Egypt’s former head of naval intelligence Gen Yosri Kandil was probably right when he said that last month’s hijack of an Egyptian missile vessel by the Islamic State was a “quantum leap for terrorism”. Nobody should be too surprised, though; the attack bore similarities to the attempted hijack of the Pakistani naval ship ‘Zulfikar’ in September this year. Both were well planned, with serving naval personnel involved.
The two hijacks have one big difference, too; the Zulfikar was attacked by Al Qaeda in the Indian Subcontinent (AQIS) in Karachi; the Egyptian hijack was the handiwork of the IS- Although Ansar Bayt al-Maqdis, which carried out the hijack, has recently switched affiliation to the IS from Al Qaeda. The possibility that a foreign power (a Russian merchant vessel in the vicinity was detained) could have helped the terrorists makes the situation even more murky.
That the two attacks came to nought quickly- the Zulfikar was never taken over, thanks largely to a sole alert Pakistani gunner, and the Egyptian missile vessel was retaken after a small battle- was just fortunate. The stated targets were American and Indian ships in one case and Israeli vessels and offshore installations in the Mediterranean in the other. However, this menu would have certainly included targets of opportunity, given that jihadis in control of a hijacked naval vessel know it is a matter of time before they are obliterated. The Arabian Sea and the Mediterranean- at the doorstep to the Suez Canal- are not short of maritime targets anyway.
That there is nothing commercial shipping can do about the possibility of such attacks is obvious; citadels and armed guards are just not going to cut it this time. I wrote about the clear terrorist intent to attack marine targets in and around maritime chokepoints in ‘Escalating old threats’ last month. The Suez Canal is one such chokepoint; the Arabian Sea is no less critical, especially for oil.
The danger is even sharper since Pakistan and Egypt both have a history of extremist elements embedded in the State. The Damietta attack involved an IS member who took over, under a ruse, command of the naval ship prior to its departure. The Zulfikar attack was carried out in large part by serving Pakistani naval officers in uniform and displaying their identity cards; one blew himself up; another one who was shot dead was the son of a serving Superintendent of Police. There were plans to hijack a frigate as well, the PNS Aslat.
Of course, the Pakistani Inter-Services Intelligence (ISI) is at the root of promoting terror, including maritime terror. It is also, arguably, the most powerful agency in the land, backed, as it is, by the Pakistani armed forces. Journalist Syed Saleem Shahzad found this out to his cost in 2011, after he wrote an article on the jihadist attack on the Pakistani naval base Mehran in Karachi. He had written that Pakistani officials had discovered a "sizeable Al Qaeda infiltration within the navy's ranks." Shahzad was kidnapped, tortured and murdered two days after his article was published. Many, including Human Rights Watch, allege that the ISI killed him.

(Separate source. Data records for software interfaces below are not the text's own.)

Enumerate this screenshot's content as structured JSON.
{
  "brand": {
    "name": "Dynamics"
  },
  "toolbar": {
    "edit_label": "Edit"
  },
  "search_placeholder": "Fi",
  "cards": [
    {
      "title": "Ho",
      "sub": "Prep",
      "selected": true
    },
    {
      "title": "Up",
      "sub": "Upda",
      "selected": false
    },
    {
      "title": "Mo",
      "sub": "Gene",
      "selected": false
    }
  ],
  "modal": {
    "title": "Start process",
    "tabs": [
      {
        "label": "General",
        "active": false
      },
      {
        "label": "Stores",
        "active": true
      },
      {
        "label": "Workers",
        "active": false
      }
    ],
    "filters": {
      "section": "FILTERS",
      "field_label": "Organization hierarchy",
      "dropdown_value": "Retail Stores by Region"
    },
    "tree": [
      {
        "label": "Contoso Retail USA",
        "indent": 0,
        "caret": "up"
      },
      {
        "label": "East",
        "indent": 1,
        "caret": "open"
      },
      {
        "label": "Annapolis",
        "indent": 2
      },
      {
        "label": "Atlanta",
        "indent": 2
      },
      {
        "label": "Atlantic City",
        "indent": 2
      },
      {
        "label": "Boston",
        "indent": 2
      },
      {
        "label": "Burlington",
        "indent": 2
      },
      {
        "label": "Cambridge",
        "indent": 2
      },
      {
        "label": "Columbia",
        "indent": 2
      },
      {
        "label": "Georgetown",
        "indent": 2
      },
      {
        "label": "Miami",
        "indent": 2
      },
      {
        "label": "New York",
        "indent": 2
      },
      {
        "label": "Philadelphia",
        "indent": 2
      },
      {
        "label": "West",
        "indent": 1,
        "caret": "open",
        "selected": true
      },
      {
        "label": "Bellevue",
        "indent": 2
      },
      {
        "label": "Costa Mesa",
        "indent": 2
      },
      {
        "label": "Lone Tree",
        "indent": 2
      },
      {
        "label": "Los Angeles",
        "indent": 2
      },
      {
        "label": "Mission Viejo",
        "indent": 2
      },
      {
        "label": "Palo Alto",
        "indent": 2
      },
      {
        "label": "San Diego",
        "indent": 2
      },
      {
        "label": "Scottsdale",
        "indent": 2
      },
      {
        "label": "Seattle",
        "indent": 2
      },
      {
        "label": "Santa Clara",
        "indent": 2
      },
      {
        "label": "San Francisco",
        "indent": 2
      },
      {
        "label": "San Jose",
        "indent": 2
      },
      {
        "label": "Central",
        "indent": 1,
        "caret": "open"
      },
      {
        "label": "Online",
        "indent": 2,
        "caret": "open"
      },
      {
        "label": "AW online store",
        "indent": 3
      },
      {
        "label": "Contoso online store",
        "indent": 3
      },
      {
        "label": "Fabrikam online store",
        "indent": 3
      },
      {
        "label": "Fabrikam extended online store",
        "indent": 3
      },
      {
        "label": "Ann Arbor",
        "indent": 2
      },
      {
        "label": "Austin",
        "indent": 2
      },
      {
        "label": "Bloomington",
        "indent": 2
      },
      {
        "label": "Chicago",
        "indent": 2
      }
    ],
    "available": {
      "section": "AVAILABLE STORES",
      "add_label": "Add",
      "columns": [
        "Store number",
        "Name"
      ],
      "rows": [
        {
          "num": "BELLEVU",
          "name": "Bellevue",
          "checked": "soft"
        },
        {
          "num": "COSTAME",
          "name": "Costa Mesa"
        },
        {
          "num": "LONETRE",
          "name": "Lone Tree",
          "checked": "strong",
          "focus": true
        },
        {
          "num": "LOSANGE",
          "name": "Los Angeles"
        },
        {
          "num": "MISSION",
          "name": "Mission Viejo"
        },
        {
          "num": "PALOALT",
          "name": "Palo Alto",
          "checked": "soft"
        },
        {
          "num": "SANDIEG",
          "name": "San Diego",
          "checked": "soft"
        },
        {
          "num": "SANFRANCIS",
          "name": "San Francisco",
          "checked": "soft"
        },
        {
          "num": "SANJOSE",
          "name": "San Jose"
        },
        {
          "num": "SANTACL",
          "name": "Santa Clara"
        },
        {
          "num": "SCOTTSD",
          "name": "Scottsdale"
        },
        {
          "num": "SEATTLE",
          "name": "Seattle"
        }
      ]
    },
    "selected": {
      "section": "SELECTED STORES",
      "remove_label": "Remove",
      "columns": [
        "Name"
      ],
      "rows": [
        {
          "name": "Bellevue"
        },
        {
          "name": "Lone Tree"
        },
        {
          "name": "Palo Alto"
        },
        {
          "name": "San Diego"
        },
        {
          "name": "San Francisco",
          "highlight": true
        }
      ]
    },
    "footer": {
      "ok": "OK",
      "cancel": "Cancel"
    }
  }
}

Pakistan and Egypt may be under the spotlight today, but I can think of a half dozen other countries, at least, where the combination of a weak State and embedded extremist sympathisers make for the high likelihood of similar hijack attempts of naval vessels. No doubt, one such attack will be successful eventually.
Crews of commercial ships are used to a hostile environment, and not just at sea. Even so, going out to sea is getting more dangerous every year.